*** DATA FOR THE TASK ***

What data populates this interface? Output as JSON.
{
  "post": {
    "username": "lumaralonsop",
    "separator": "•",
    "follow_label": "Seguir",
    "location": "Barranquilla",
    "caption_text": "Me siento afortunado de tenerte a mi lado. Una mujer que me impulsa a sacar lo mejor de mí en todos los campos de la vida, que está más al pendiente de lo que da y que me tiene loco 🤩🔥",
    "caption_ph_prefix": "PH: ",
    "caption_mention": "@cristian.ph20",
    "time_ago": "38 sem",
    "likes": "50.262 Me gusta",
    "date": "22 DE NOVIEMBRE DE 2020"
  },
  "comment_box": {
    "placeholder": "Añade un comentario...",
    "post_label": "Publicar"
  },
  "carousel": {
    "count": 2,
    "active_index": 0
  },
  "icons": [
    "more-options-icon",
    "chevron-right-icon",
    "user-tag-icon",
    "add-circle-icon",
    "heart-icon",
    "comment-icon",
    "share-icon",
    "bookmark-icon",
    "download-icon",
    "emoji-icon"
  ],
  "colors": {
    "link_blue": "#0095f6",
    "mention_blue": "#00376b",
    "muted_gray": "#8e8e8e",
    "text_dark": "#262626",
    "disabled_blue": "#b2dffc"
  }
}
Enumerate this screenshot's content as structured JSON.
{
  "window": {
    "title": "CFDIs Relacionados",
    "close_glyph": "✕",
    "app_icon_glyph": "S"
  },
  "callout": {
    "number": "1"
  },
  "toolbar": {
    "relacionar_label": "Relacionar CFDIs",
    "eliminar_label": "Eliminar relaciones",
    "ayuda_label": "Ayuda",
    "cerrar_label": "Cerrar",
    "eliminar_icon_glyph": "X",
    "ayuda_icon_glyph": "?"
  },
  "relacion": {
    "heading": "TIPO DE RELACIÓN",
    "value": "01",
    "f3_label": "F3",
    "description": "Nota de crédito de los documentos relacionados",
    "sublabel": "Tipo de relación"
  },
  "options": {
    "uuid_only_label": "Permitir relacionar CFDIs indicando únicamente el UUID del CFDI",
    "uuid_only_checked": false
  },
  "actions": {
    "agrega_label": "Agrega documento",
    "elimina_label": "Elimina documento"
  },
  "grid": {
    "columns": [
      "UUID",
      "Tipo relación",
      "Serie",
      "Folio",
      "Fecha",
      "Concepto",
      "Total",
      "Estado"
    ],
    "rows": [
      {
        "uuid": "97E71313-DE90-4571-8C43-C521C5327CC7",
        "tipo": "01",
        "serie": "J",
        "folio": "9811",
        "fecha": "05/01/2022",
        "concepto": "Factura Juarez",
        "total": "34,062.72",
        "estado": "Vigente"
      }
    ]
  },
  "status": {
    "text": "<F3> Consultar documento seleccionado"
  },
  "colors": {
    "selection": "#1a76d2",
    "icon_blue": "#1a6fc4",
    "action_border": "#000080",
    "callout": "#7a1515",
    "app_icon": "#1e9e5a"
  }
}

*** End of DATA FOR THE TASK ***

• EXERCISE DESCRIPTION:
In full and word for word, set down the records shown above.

• WORKED SOLUTION:
What data populates this interface? Output as JSON.
{
  "post": {
    "username": "lumaralonsop",
    "separator": "•",
    "follow_label": "Seguir",
    "location": "Barranquilla",
    "caption_text": "Me siento afortunado de tenerte a mi lado. Una mujer que me impulsa a sacar lo mejor de mí en todos los campos de la vida, que está más al pendiente de lo que da y que me tiene loco 🤩🔥",
    "caption_ph_prefix": "PH: ",
    "caption_mention": "@cristian.ph20",
    "time_ago": "38 sem",
    "likes": "50.262 Me gusta",
    "date": "22 DE NOVIEMBRE DE 2020"
  },
  "comment_box": {
    "placeholder": "Añade un comentario...",
    "post_label": "Publicar"
  },
  "carousel": {
    "count": 2,
    "active_index": 0
  },
  "icons": [
    "more-options-icon",
    "chevron-right-icon",
    "user-tag-icon",
    "add-circle-icon",
    "heart-icon",
    "comment-icon",
    "share-icon",
    "bookmark-icon",
    "download-icon",
    "emoji-icon"
  ],
  "colors": {
    "link_blue": "#0095f6",
    "mention_blue": "#00376b",
    "muted_gray": "#8e8e8e",
    "text_dark": "#262626",
    "disabled_blue": "#b2dffc"
  }
}
Enumerate this screenshot's content as structured JSON.
{
  "window": {
    "title": "CFDIs Relacionados",
    "close_glyph": "✕",
    "app_icon_glyph": "S"
  },
  "callout": {
    "number": "1"
  },
  "toolbar": {
    "relacionar_label": "Relacionar CFDIs",
    "eliminar_label": "Eliminar relaciones",
    "ayuda_label": "Ayuda",
    "cerrar_label": "Cerrar",
    "eliminar_icon_glyph": "X",
    "ayuda_icon_glyph": "?"
  },
  "relacion": {
    "heading": "TIPO DE RELACIÓN",
    "value": "01",
    "f3_label": "F3",
    "description": "Nota de crédito de los documentos relacionados",
    "sublabel": "Tipo de relación"
  },
  "options": {
    "uuid_only_label": "Permitir relacionar CFDIs indicando únicamente el UUID del CFDI",
    "uuid_only_checked": false
  },
  "actions": {
    "agrega_label": "Agrega documento",
    "elimina_label": "Elimina documento"
  },
  "grid": {
    "columns": [
      "UUID",
      "Tipo relación",
      "Serie",
      "Folio",
      "Fecha",
      "Concepto",
      "Total",
      "Estado"
    ],
    "rows": [
      {
        "uuid": "97E71313-DE90-4571-8C43-C521C5327CC7",
        "tipo": "01",
        "serie": "J",
        "folio": "9811",
        "fecha": "05/01/2022",
        "concepto": "Factura Juarez",
        "total": "34,062.72",
        "estado": "Vigente"
      }
    ]
  },
  "status": {
    "text": "<F3> Consultar documento seleccionado"
  },
  "colors": {
    "selection": "#1a76d2",
    "icon_blue": "#1a6fc4",
    "action_border": "#000080",
    "callout": "#7a1515",
    "app_icon": "#1e9e5a"
  }
}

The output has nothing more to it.